A son of one of my ancestors was born in Axbridge (Somerset) but later settled in the village of Llantwit Major in Glamorgan (Wales). According to Wells (2014), Llantwit Major is an English-speaking area and its name is actually English, though that name begins with the characteristic Welsh syllable llan-, meaning church. Wells states that the…… Continue reading How do you say Llantwit Major?
Heard on the radio this morning. A British politician has just resigned from the shadow cabinet over a disagreement with his party leader. An interview asked another member of the party why the person had resigned. The interviewee responded that “He will not say anything to keep his job”. That comment was interesting, if only…… Continue reading He will not say anything to keep his job
When people say goodbye in German, they don’t usually say Auf Widersehen, they mostly say tschüß. I always used to wonder where this odd word comes from. Now I know. “In rapid speech, its possibly Wallonian variant adjuus (sounding close to Spanish adiós) yielded the almost unrecognizable word tschüs.” Monthly gleanings for October 2019 |…… Continue reading So long, farewell, auf Wiedersehen, goodbye
Some of us learnt in school English lessons about a Japanese verse form called the haiku. We learnt then that a haiku contains a fixed number of syllables (17), divided into 3 lines: 5, then 7, then 5. Our English teachers encouraged us to experiment using that form in writing short, pithy verses in English.…… Continue reading How many syllables are there in a Haiku?
Many people now use ‘kind regards’ as their default sign off on emails. This sets my teeth on edge. I was brought up to describe other people (or their actions) as kind, but never to describe myself (or my own actions) as kind. Such self-praise was viewed as an unforgiveable example of ‘blowing your own…… Continue reading Not so kind regards
At the end of July, Digby Jones, former Director-General of the CBI (Confederation of British Industry), tweeted about the pronunciation of Alex Scott, one of the BBC’s main studio presenters during the Tokyo Olympics. He complained about her “very noticeable inability to pronounce her ‘g’s at the end of a word”, such as “fencin, rowin,…… Continue reading Droppin’ g’s = bad speech?
I posted this piece in May 2021. It drew large numbers of comments from spambots, so I have deleted the original and am reposting it. After the recent death of Prince Phillip, Duke of Edinburgh, newspapers and magazines devoted acres of newsprint to his life.
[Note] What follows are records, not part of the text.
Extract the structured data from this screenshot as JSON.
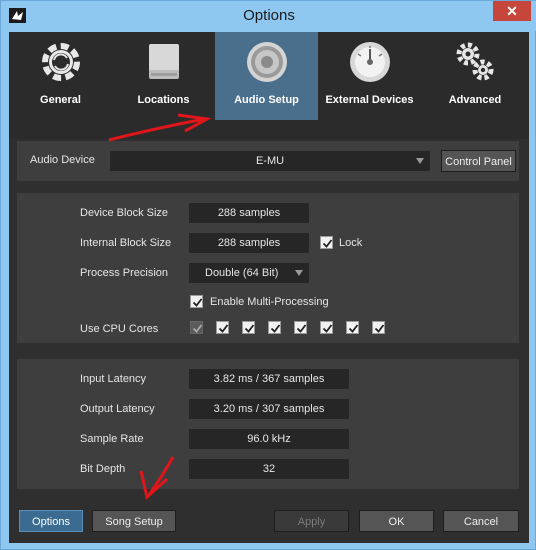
{
  "window": {
    "title": "Options",
    "close_label": "✕"
  },
  "tabs": [
    {
      "id": "general",
      "label": "General",
      "icon": "sync-gear-icon"
    },
    {
      "id": "locations",
      "label": "Locations",
      "icon": "drive-icon"
    },
    {
      "id": "audio-setup",
      "label": "Audio Setup",
      "icon": "speaker-icon",
      "active": true
    },
    {
      "id": "external-devices",
      "label": "External Devices",
      "icon": "gauge-icon"
    },
    {
      "id": "advanced",
      "label": "Advanced",
      "icon": "gears-icon"
    }
  ],
  "audio_device": {
    "label": "Audio Device",
    "value": "E-MU",
    "control_panel": "Control Panel"
  },
  "settings": {
    "device_block_size": {
      "label": "Device Block Size",
      "value": "288 samples"
    },
    "internal_block_size": {
      "label": "Internal Block Size",
      "value": "288 samples",
      "lock_label": "Lock",
      "lock_checked": true
    },
    "process_precision": {
      "label": "Process Precision",
      "value": "Double (64 Bit)"
    },
    "multi_processing": {
      "label": "Enable Multi-Processing",
      "checked": true
    },
    "cpu_cores": {
      "label": "Use CPU Cores",
      "cores": [
        true,
        true,
        true,
        true,
        true,
        true,
        true,
        true
      ]
    }
  },
  "info": {
    "input_latency": {
      "label": "Input Latency",
      "value": "3.82 ms / 367 samples"
    },
    "output_latency": {
      "label": "Output Latency",
      "value": "3.20 ms / 307 samples"
    },
    "sample_rate": {
      "label": "Sample Rate",
      "value": "96.0 kHz"
    },
    "bit_depth": {
      "label": "Bit Depth",
      "value": "32"
    }
  },
  "footer": {
    "options": "Options",
    "song_setup": "Song Setup",
    "apply": "Apply",
    "ok": "OK",
    "cancel": "Cancel"
  },
  "colors": {
    "accent": "#4a6f8c",
    "annotation_arrow": "#e0161b",
    "titlebar": "#8ec8f0"
  }
}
Some mentioned the name he was known by in the…… Continue reading Number one big fella him bilong Misis Kwin
I see Cologne has named a tram after the local Kölsch dialect band Bläck Fööss. Amazed to see the band is still going. In my gap year 40+ years ago I spent a couple of months trying to sell magazine subscriptions door to door between Cologne and Düsseldorf. The two guys who ran the sales…… Continue reading Cologne names tram after dialect band
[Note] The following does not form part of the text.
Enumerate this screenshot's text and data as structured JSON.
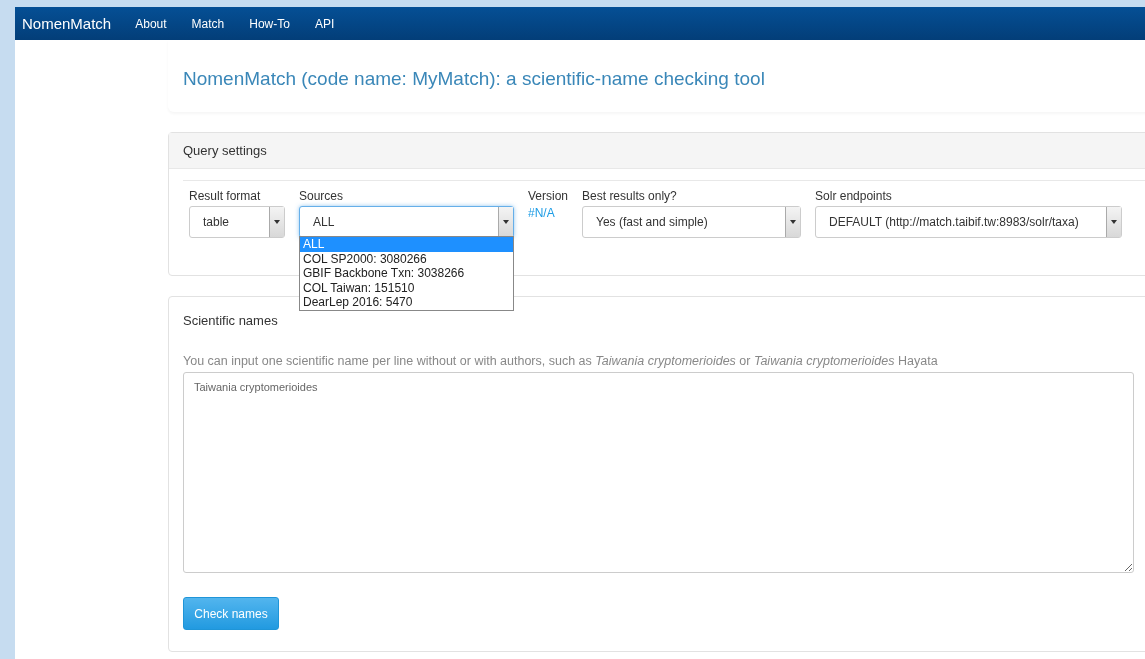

Phonetic spelling of ‘use’. Written by someone from Liverpool? (In Liverpool, some people say yous as a plural of you.)
Crooked usage: a street name, not a commentary. Seen on a bus in Finchley (London) in 2016. Too slow to get a photo myself but here’s a link to someone who did. Is This London’s Oddest Street Name? | Londonist